“There’s a misconception that volunteers in gift shops don’t have patient interaction,” says Erica Karlovits, who oversees SCCA’s volunteer services and retail stores. “All of our gift shop volunteers interact with patients, helping them find the right hat or the perfect gift to turn their day around.”
The front portion of Shine looks like any other classy boutique, replete with carefully curated sweaters and skirts, jewelry, books, games and cards. “Most of our cards are blank so that people are inspired to write something real and long,” says Jacobsen.
But look a little closer and it becomes apparent that this is a store with a mission. Shine welcomes the typical retail customer looking for a cute pair of earrings, but they also cater to patients. The cooking section stocks whimsical gifts such as a butter-churning kit, cookie cutters and tiny Mason jars. But there’s also a whey protein powder recommended by SCCA dietitians because it has no added sugar or salt, along with a cookbook called “The Cancer-Fighting Kitchen.”
“People love the cooking section,” says Jacobsen. “It makes them feel hopeful and think, ‘How am I going to change my life as a result of my diagnosis?’”
Shine offers many types of compression garments for patients with venous issues or lymphedema. A certified mastectomy fitter helps women with breast prosthetics or finding the right bra. Cancer can cause sexual side effects so a sexual intimacy section offers dilator kits and products to aid men in achieving an erection.
There’s an extensive hat collection, wigs and head coverings, which is by design. “It’s what gets patients in here, that fear of losing their hair,” says Hood. “We start with hats.
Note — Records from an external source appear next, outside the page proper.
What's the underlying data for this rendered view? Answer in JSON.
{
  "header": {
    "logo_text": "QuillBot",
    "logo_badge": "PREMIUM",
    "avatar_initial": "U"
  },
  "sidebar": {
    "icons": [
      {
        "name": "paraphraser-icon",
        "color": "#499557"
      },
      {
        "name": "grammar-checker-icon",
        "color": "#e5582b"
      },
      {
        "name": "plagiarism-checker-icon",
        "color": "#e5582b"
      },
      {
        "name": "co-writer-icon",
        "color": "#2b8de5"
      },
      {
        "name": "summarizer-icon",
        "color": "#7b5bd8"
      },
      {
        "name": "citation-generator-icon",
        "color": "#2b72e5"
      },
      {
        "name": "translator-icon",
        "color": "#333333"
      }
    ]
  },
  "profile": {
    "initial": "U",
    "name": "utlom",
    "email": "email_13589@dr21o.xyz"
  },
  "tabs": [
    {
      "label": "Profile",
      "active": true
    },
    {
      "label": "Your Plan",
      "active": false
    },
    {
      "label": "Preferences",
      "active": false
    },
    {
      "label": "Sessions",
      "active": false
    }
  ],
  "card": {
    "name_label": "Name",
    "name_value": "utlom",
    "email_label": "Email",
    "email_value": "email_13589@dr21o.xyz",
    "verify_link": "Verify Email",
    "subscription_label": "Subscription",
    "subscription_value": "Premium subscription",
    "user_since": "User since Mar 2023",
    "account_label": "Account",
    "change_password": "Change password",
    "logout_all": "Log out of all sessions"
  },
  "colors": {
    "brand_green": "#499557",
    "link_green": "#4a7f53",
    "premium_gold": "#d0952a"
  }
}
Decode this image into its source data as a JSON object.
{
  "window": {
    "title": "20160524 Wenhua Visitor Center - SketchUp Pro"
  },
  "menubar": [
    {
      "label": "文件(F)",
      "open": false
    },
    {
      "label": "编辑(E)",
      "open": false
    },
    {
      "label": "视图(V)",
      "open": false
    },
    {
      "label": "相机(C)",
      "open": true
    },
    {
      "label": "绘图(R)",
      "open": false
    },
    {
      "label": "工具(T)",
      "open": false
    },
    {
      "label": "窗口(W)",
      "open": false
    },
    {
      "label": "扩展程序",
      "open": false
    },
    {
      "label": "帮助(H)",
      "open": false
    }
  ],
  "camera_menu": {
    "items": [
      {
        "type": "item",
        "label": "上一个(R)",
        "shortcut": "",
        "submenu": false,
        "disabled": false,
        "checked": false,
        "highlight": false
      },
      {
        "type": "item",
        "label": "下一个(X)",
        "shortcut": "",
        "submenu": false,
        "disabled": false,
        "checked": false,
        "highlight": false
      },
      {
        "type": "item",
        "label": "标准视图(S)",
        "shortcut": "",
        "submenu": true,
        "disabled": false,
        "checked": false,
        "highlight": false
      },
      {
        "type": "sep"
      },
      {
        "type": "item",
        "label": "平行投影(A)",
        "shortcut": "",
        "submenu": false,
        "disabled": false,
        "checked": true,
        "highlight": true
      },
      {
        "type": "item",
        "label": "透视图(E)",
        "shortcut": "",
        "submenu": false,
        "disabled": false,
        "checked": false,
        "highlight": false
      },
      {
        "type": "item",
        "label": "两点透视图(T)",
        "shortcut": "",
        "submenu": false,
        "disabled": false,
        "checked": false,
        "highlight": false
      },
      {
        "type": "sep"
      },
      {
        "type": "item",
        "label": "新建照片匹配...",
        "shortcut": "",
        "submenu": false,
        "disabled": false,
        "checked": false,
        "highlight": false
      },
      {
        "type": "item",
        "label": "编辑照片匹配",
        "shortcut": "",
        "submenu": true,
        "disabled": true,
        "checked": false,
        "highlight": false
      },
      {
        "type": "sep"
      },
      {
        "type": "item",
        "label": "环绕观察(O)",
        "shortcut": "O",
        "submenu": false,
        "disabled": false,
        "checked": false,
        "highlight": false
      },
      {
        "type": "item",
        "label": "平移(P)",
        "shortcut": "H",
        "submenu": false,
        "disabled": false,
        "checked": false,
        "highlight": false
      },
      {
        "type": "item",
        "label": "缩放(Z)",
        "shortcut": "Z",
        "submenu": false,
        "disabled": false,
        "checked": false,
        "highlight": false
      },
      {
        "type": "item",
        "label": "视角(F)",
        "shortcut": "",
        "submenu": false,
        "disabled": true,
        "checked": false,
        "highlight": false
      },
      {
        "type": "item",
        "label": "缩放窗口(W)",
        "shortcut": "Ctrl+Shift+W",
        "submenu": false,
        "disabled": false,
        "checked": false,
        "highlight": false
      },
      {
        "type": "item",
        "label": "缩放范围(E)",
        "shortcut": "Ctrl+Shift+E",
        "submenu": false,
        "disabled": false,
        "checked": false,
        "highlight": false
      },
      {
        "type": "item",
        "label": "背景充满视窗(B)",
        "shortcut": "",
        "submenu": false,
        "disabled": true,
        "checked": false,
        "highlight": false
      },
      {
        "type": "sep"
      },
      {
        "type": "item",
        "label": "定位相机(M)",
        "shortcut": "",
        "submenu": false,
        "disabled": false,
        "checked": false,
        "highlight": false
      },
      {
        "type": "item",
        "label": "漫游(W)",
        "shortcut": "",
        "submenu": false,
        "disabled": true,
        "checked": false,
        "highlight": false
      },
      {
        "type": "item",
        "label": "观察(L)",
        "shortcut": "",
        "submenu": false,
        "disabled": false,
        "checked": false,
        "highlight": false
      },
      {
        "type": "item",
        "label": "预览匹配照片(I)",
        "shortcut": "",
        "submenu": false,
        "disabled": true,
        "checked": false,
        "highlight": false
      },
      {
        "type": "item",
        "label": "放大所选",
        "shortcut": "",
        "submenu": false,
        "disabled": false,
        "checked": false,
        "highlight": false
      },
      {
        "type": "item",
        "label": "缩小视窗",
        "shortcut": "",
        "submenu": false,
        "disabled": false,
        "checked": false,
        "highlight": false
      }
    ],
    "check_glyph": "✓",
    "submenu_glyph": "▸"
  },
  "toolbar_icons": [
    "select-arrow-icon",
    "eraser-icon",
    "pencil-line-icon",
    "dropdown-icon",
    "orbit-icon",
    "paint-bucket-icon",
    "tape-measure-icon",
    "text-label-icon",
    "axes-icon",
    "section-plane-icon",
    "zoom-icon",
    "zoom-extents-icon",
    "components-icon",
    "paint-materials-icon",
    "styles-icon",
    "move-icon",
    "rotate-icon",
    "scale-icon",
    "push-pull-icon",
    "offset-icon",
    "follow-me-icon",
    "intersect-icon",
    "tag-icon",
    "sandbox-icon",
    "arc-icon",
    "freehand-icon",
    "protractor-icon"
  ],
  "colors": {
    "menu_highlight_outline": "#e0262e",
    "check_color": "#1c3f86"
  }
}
We like to think of it as the beginning of our relationship with a patient.”
It’s not unusual for Hood or Jacobsen to team up with a patient’s nurse or doctor to ensure that the patient is receiving the most useful products. “We say all the time that this is retail nirvana,” says Jacobsen. “We get to see how we complete SCCA’s care circle.”